What is expected -
Copy each line of the records that holds the string "icon".

Data provided -
========
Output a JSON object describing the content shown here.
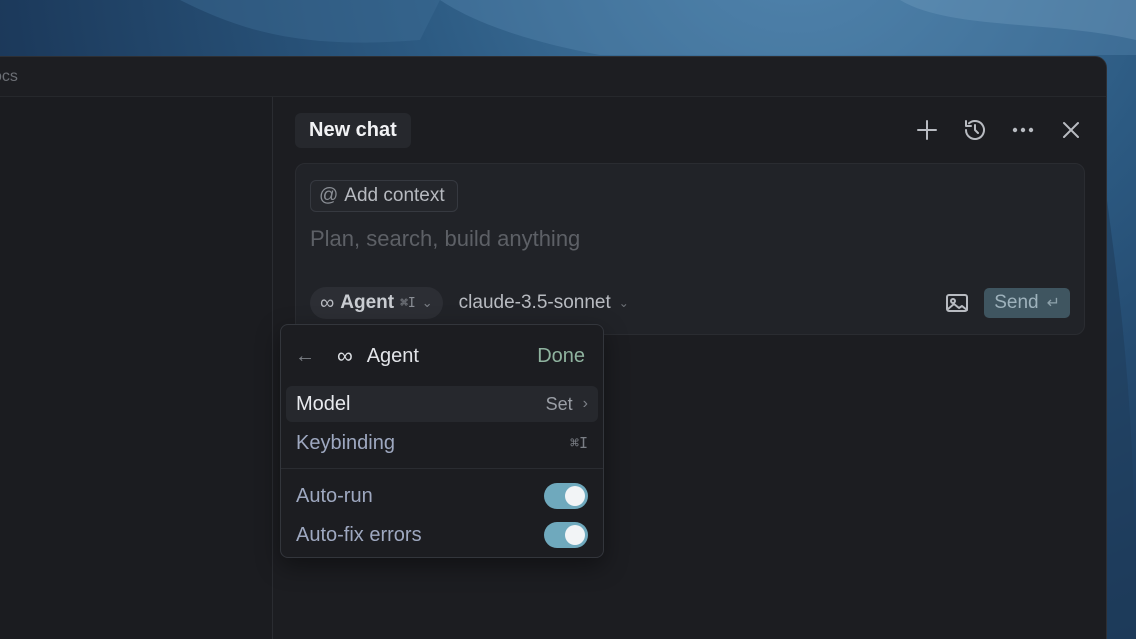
{
  "window": {
    "title": "ocs"
  },
  "chat": {
    "tab_title": "New chat",
    "header_actions": [
      "plus-icon",
      "history-icon",
      "more-icon",
      "close-icon"
    ]
  },
  "composer": {
    "add_context_label": "Add context",
    "placeholder": "Plan, search, build anything",
    "mode_label": "Agent",
    "mode_shortcut": "⌘I",
    "model_label": "claude-3.5-sonnet",
    "send_label": "Send"
  },
  "agent_menu": {
    "title": "Agent",
    "done_label": "Done",
    "items": [
      {
        "label": "Model",
        "value": "Set"
      },
      {
        "label": "Keybinding",
        "value": "⌘I"
      }
    ],
    "toggles": [
      {
        "label": "Auto-run",
        "on": true
      },
      {
        "label": "Auto-fix errors",
        "on": true
      }
    ]
  },
  "colors": {
    "accent_toggle": "#6fa9bd",
    "done": "#8fb39f",
    "send_bg": "#3f5560"
  }
}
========
Exercise answer -
      "plus-icon",
      "history-icon",
      "more-icon",
      "close-icon"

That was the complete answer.